» ABOUT THIS EXERCISE
Omitting the pictures, print every line below exactly as it stands.

» RECORD EXTRACTS
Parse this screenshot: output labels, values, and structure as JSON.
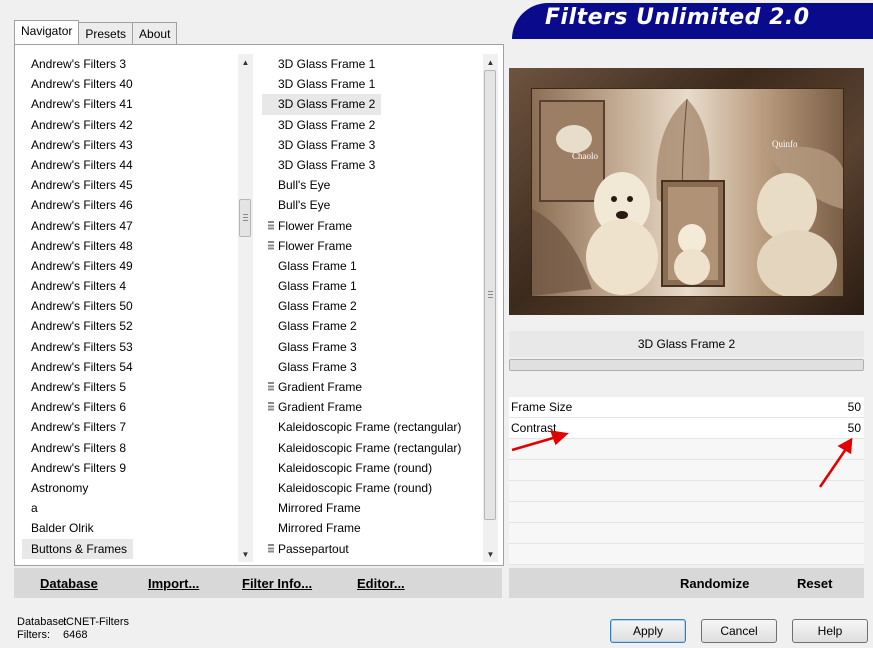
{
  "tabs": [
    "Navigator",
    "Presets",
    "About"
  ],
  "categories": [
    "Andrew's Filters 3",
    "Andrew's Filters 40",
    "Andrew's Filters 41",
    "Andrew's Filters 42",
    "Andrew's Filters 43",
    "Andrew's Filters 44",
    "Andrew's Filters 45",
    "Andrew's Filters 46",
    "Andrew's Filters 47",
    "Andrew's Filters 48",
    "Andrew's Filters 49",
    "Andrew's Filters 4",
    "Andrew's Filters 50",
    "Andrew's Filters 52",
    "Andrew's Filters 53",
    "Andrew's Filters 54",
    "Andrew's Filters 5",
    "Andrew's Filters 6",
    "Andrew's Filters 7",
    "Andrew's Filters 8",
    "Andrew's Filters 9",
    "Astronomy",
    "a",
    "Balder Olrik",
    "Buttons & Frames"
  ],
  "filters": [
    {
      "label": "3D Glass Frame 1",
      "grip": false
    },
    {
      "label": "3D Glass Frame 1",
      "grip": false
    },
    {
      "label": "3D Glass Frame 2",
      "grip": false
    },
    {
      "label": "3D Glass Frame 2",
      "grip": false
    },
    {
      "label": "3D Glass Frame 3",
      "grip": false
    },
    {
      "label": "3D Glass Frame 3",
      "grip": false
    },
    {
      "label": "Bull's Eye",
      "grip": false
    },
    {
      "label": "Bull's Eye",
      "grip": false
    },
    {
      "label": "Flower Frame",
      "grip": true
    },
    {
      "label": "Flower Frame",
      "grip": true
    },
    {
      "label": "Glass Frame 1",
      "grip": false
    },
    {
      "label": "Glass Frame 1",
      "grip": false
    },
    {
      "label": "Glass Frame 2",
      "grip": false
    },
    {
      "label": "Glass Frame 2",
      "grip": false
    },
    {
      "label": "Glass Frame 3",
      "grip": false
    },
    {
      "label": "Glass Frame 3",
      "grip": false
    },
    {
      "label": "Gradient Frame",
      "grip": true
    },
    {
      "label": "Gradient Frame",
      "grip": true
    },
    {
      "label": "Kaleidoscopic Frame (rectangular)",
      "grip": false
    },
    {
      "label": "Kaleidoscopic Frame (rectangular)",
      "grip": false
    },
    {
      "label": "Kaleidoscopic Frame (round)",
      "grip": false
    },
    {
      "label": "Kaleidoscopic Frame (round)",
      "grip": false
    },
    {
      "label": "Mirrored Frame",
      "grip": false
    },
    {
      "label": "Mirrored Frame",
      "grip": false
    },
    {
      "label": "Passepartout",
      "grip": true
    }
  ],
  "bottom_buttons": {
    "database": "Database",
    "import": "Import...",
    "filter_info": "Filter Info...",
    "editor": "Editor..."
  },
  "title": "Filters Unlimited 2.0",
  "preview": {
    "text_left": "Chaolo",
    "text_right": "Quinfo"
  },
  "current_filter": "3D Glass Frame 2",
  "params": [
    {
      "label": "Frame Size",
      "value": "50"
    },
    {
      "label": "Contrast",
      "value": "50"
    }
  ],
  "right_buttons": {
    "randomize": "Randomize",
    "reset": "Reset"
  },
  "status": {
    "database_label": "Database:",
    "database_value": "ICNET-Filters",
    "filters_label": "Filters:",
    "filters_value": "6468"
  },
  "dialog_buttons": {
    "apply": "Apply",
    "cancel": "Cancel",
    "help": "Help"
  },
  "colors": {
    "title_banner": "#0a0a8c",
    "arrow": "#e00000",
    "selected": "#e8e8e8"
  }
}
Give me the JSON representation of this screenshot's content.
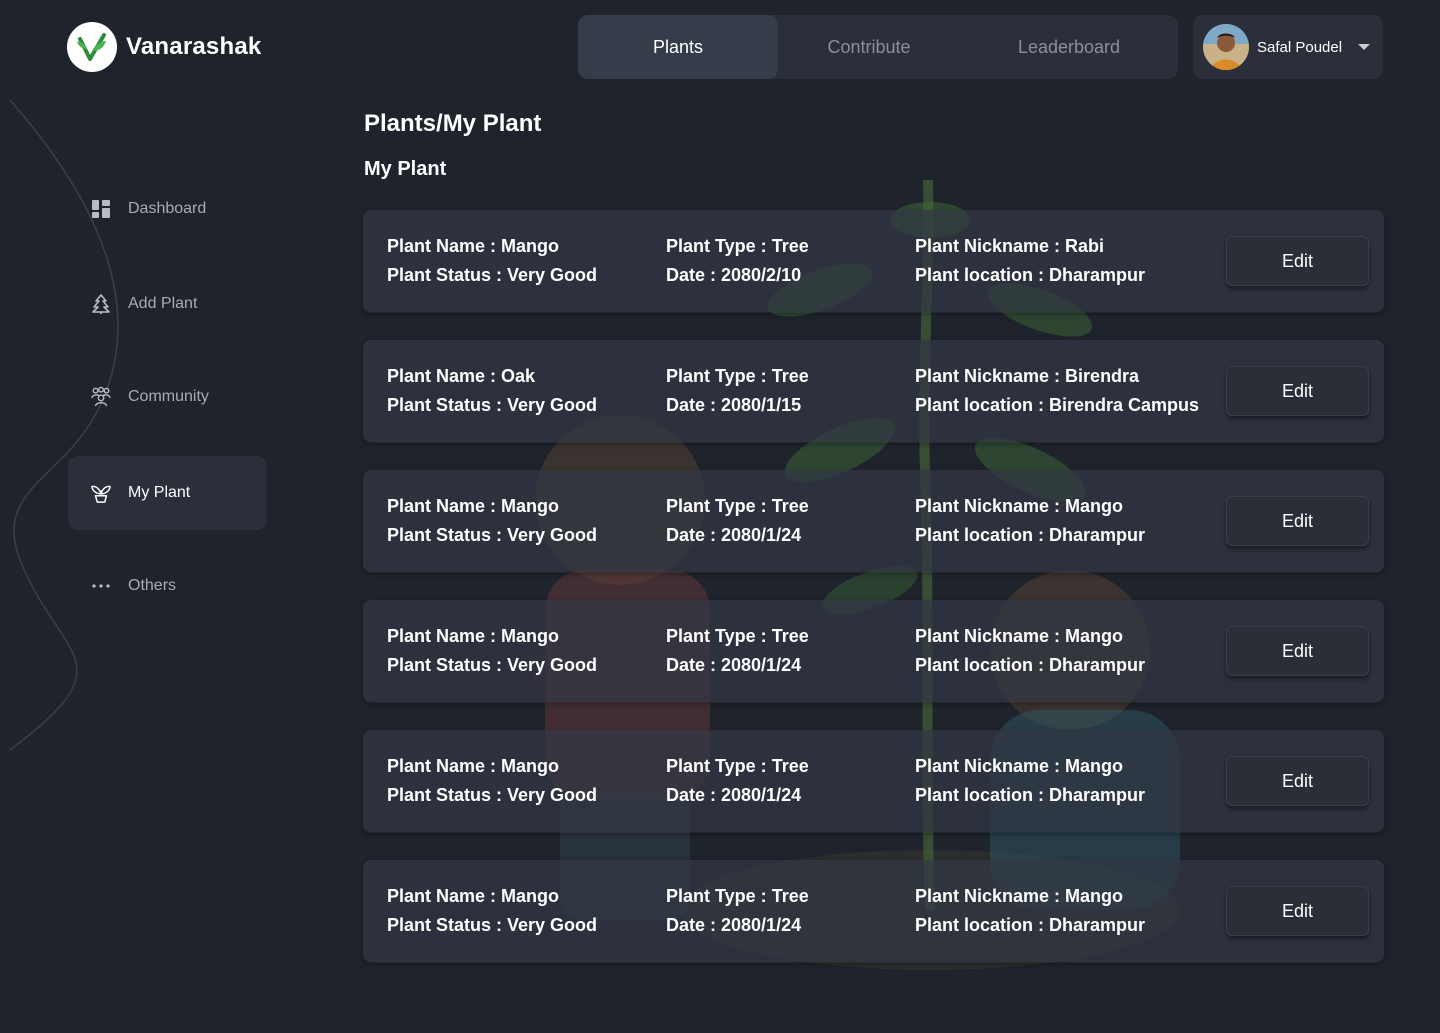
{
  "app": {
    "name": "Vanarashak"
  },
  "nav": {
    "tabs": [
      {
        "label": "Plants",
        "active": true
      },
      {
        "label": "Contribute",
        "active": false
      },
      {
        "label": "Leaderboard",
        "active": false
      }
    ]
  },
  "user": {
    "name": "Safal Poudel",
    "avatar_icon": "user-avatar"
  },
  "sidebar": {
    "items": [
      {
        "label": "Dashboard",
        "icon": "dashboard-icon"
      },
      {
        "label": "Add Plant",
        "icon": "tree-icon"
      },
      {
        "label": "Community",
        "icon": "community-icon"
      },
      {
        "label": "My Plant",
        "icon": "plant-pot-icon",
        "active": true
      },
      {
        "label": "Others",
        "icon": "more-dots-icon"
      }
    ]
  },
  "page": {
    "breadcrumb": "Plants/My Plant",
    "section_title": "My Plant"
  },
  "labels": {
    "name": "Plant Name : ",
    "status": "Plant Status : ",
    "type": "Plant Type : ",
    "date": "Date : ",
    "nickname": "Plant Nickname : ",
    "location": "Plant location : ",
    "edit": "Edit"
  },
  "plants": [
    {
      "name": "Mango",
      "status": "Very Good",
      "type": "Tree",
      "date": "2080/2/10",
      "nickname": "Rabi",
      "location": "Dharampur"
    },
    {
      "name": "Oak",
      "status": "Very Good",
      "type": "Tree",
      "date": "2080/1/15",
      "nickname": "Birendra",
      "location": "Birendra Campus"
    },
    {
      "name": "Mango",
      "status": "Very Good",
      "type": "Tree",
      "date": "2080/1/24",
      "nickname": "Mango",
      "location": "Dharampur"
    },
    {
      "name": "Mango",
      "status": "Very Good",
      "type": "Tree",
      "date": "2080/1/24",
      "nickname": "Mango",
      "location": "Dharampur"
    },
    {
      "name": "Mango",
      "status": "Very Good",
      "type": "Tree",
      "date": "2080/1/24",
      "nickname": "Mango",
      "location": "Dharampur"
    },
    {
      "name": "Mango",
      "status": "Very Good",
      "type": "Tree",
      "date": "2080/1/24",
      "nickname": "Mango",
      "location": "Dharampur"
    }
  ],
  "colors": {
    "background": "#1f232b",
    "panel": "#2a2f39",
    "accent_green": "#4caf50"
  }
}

» COMPLETED EXERCISE
Parse this screenshot: output labels, values, and structure as JSON.
{
  "tabs": [
    "Navigator",
    "Presets",
    "About"
  ],
  "categories": [
    "Andrew's Filters 3",
    "Andrew's Filters 40",
    "Andrew's Filters 41",
    "Andrew's Filters 42",
    "Andrew's Filters 43",
    "Andrew's Filters 44",
    "Andrew's Filters 45",
    "Andrew's Filters 46",
    "Andrew's Filters 47",
    "Andrew's Filters 48",
    "Andrew's Filters 49",
    "Andrew's Filters 4",
    "Andrew's Filters 50",
    "Andrew's Filters 52",
    "Andrew's Filters 53",
    "Andrew's Filters 54",
    "Andrew's Filters 5",
    "Andrew's Filters 6",
    "Andrew's Filters 7",
    "Andrew's Filters 8",
    "Andrew's Filters 9",
    "Astronomy",
    "a",
    "Balder Olrik",
    "Buttons & Frames"
  ],
  "filters": [
    {
      "label": "3D Glass Frame 1",
      "grip": false
    },
    {
      "label": "3D Glass Frame 1",
      "grip": false
    },
    {
      "label": "3D Glass Frame 2",
      "grip": false
    },
    {
      "label": "3D Glass Frame 2",
      "grip": false
    },
    {
      "label": "3D Glass Frame 3",
      "grip": false
    },
    {
      "label": "3D Glass Frame 3",
      "grip": false
    },
    {
      "label": "Bull's Eye",
      "grip": false
    },
    {
      "label": "Bull's Eye",
      "grip": false
    },
    {
      "label": "Flower Frame",
      "grip": true
    },
    {
      "label": "Flower Frame",
      "grip": true
    },
    {
      "label": "Glass Frame 1",
      "grip": false
    },
    {
      "label": "Glass Frame 1",
      "grip": false
    },
    {
      "label": "Glass Frame 2",
      "grip": false
    },
    {
      "label": "Glass Frame 2",
      "grip": false
    },
    {
      "label": "Glass Frame 3",
      "grip": false
    },
    {
      "label": "Glass Frame 3",
      "grip": false
    },
    {
      "label": "Gradient Frame",
      "grip": true
    },
    {
      "label": "Gradient Frame",
      "grip": true
    },
    {
      "label": "Kaleidoscopic Frame (rectangular)",
      "grip": false
    },
    {
      "label": "Kaleidoscopic Frame (rectangular)",
      "grip": false
    },
    {
      "label": "Kaleidoscopic Frame (round)",
      "grip": false
    },
    {
      "label": "Kaleidoscopic Frame (round)",
      "grip": false
    },
    {
      "label": "Mirrored Frame",
      "grip": false
    },
    {
      "label": "Mirrored Frame",
      "grip": false
    },
    {
      "label": "Passepartout",
      "grip": true
    }
  ],
  "bottom_buttons": {
    "database": "Database",
    "import": "Import...",
    "filter_info": "Filter Info...",
    "editor": "Editor..."
  },
  "title": "Filters Unlimited 2.0",
  "preview": {
    "text_left": "Chaolo",
    "text_right": "Quinfo"
  },
  "current_filter": "3D Glass Frame 2",
  "params": [
    {
      "label": "Frame Size",
      "value": "50"
    },
    {
      "label": "Contrast",
      "value": "50"
    }
  ],
  "right_buttons": {
    "randomize": "Randomize",
    "reset": "Reset"
  },
  "status": {
    "database_label": "Database:",
    "database_value": "ICNET-Filters",
    "filters_label": "Filters:",
    "filters_value": "6468"
  },
  "dialog_buttons": {
    "apply": "Apply",
    "cancel": "Cancel",
    "help": "Help"
  },
  "colors": {
    "title_banner": "#0a0a8c",
    "arrow": "#e00000",
    "selected": "#e8e8e8"
  }
}
Give me the JSON representation of this screenshot's content.
{
  "app": {
    "name": "Vanarashak"
  },
  "nav": {
    "tabs": [
      {
        "label": "Plants",
        "active": true
      },
      {
        "label": "Contribute",
        "active": false
      },
      {
        "label": "Leaderboard",
        "active": false
      }
    ]
  },
  "user": {
    "name": "Safal Poudel",
    "avatar_icon": "user-avatar"
  },
  "sidebar": {
    "items": [
      {
        "label": "Dashboard",
        "icon": "dashboard-icon"
      },
      {
        "label": "Add Plant",
        "icon": "tree-icon"
      },
      {
        "label": "Community",
        "icon": "community-icon"
      },
      {
        "label": "My Plant",
        "icon": "plant-pot-icon",
        "active": true
      },
      {
        "label": "Others",
        "icon": "more-dots-icon"
      }
    ]
  },
  "page": {
    "breadcrumb": "Plants/My Plant",
    "section_title": "My Plant"
  },
  "labels": {
    "name": "Plant Name : ",
    "status": "Plant Status : ",
    "type": "Plant Type : ",
    "date": "Date : ",
    "nickname": "Plant Nickname : ",
    "location": "Plant location : ",
    "edit": "Edit"
  },
  "plants": [
    {
      "name": "Mango",
      "status": "Very Good",
      "type": "Tree",
      "date": "2080/2/10",
      "nickname": "Rabi",
      "location": "Dharampur"
    },
    {
      "name": "Oak",
      "status": "Very Good",
      "type": "Tree",
      "date": "2080/1/15",
      "nickname": "Birendra",
      "location": "Birendra Campus"
    },
    {
      "name": "Mango",
      "status": "Very Good",
      "type": "Tree",
      "date": "2080/1/24",
      "nickname": "Mango",
      "location": "Dharampur"
    },
    {
      "name": "Mango",
      "status": "Very Good",
      "type": "Tree",
      "date": "2080/1/24",
      "nickname": "Mango",
      "location": "Dharampur"
    },
    {
      "name": "Mango",
      "status": "Very Good",
      "type": "Tree",
      "date": "2080/1/24",
      "nickname": "Mango",
      "location": "Dharampur"
    },
    {
      "name": "Mango",
      "status": "Very Good",
      "type": "Tree",
      "date": "2080/1/24",
      "nickname": "Mango",
      "location": "Dharampur"
    }
  ],
  "colors": {
    "background": "#1f232b",
    "panel": "#2a2f39",
    "accent_green": "#4caf50"
  }
}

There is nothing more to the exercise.